Over the next few weeks, we’ll be doing more work in the garden. I’m going to help with planting more seeds so that we can grow peas, beans, sweetcorn, potatoes, onions, tomatoes, beetroot, radishes, cucumber, peppers and courgettes. My sister also grows herbs, salad, kale and even red and white strawberries!
I have always found the scope of the landscapes of our world impressive; they show me how powerful and fascinating nature can be. This is why I was so pleased when the BBC decided to produce a sequel series to Planet Earth, the aptly named Planet Earth II.
I’ve especially enjoyed re-watching the series lately because at this time of the year, I can actually see life and nature blooming around me, just like in Planet Earth II.
Planet Earth II, broadcast in late 2016, builds on the original series by delving into new environments and wildlife.
Narrated by the famous naturalist Sir David Attenborough, Planet Earth II has fascinated a new generation with its awe-inspiring photography and easily understandable narration.
The visual style of Planet Earth II is one of its most striking features, which has attracted many new viewers. I enjoyed the cinematography; many scenes were shot in a dynamic style. The scenery and wildlife looks interesting and full of life.
The jungles and rainforests were so vibrant, lush and teeming with life. It reminds me of the woods at Forty Hall and Trent Park, where the icy lakes and puddles have now thawed and the trees are full of greenery, just like the rainforests.
The bird’s eye angles gave the viewer an idea of the sheer size of the environments, such as islands, mountains, jungles and deserts.
There were also many close-up shots, showing the animals in greater detail, giving viewers more insight into their behaviour.
Just like I enjoy seeing these exotic animals on Planet Earth II, as spring arrives I’m looking forward to seeing lots of squirrels, baby birds and lambs.
One of my favourite parts of the ‘Islands’ episode is when the marine iguanas of Galapagos are seen feeding at the shoreline, and when smaller lizards try to catch flies bothering them. I found it humorous when crabs picked food off the iguanas’ backs as if they were grooming them.
I also enjoyed the scene where a father chinstrap penguin returned to his family’s nest. The penguin chicks looked so cute that I could stroke them!
In the episode ‘Islands’, hungry racer snakes chase baby marine iguanas on the Galapagos Islands. The music is dramatic, the increasingly loud brass instruments, the drawn-out clash of cymbals and frantic drumming building tension; until the iguanas are nearly caught by the snakes, desperate to hunt them.
The fast tempo matches the pace of the iguana’s desperate getaway, giving a sense of how terrified they must be as they run for their lives.
Planet Earth II has received very positive reviews from critics.
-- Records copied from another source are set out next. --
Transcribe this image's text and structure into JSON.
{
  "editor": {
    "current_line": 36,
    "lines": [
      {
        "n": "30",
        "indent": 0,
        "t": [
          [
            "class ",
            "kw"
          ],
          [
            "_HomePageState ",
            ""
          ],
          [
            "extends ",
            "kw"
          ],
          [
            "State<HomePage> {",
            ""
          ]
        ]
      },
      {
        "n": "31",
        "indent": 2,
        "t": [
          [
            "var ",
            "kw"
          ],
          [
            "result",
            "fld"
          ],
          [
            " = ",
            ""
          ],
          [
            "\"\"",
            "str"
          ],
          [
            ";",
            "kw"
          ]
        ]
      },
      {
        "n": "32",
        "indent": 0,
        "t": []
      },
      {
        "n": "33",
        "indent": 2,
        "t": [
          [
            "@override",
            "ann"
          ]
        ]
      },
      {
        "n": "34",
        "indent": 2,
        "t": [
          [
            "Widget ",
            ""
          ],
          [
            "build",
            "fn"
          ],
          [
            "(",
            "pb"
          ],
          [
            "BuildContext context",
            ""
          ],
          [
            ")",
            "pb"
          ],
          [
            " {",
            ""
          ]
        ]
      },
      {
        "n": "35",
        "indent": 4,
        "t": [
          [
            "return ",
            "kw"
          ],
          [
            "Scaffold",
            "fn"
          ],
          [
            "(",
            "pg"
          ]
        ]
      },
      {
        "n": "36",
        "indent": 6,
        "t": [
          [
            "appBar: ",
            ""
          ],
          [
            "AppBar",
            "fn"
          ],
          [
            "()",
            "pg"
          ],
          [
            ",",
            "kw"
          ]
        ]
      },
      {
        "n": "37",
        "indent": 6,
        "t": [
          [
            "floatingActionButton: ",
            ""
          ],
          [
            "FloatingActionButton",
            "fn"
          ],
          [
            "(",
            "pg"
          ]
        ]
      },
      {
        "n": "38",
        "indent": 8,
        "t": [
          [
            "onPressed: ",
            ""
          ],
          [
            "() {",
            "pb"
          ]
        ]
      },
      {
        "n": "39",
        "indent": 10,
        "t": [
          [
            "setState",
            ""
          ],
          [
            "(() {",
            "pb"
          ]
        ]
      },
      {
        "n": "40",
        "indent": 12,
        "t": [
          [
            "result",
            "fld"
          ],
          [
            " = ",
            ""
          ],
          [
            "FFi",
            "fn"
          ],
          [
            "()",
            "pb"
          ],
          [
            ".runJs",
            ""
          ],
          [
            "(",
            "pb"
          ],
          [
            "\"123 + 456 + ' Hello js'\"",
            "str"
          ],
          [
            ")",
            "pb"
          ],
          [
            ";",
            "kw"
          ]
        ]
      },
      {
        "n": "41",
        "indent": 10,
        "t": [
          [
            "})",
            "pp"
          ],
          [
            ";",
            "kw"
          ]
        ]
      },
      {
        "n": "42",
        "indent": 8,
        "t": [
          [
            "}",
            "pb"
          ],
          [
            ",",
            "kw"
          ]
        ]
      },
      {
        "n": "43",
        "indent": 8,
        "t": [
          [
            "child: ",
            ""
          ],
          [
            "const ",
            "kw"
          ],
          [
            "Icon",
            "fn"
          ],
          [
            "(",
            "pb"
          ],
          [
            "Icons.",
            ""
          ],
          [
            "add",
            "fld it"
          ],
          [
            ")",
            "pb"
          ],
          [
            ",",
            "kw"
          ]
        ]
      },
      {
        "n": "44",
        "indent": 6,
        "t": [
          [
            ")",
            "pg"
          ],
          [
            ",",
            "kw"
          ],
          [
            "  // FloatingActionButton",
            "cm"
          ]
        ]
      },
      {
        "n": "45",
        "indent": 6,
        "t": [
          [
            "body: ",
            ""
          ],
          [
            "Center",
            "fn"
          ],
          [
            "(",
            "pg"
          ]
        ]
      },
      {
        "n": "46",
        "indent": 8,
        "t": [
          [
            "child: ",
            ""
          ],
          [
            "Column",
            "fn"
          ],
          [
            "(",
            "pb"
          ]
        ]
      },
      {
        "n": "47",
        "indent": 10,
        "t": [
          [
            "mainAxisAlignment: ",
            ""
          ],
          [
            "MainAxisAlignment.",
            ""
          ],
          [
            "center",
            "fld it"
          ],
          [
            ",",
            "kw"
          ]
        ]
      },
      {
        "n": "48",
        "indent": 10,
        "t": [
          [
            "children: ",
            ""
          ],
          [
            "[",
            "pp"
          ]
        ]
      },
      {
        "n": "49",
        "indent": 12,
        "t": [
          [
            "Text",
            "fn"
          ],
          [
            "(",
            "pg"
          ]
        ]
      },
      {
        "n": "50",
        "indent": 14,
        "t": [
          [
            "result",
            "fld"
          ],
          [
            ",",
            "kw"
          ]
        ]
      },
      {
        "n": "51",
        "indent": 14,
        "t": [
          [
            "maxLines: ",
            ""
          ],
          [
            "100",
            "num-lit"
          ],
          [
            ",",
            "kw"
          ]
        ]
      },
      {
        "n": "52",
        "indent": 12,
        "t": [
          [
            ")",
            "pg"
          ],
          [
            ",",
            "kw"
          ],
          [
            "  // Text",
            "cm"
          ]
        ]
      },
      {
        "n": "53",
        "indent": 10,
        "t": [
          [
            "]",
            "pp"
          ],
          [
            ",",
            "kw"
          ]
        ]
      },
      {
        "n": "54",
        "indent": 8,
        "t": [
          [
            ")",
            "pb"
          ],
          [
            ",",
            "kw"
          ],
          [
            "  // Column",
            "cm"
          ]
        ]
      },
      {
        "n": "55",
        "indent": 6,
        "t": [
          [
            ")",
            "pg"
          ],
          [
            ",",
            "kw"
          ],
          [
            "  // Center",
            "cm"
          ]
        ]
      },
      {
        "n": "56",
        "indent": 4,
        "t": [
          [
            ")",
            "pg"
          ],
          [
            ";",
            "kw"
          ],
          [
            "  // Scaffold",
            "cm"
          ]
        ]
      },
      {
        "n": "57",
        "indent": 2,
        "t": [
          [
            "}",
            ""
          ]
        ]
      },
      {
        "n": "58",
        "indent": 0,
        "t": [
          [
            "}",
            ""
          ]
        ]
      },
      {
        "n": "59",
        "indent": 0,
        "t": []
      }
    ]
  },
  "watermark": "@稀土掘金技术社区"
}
Christopher Hooton of The Independent calls it “the most intimate look at nature ever seen on television”. Likewise, Michael Hogan of The Telegraph praised Planet Earth II, calling the final episode ‘Cities’ a “spectacular end” to the series.
I’d recommend Planet Earth II to veteran Attenborough viewers and nature novices alike, especially at this time of year when we can all see nature blossoming around us.
Planet Earth II’s intriguing narratives and easy-to-understand commentaries mean even nature newcomers will enjoy it.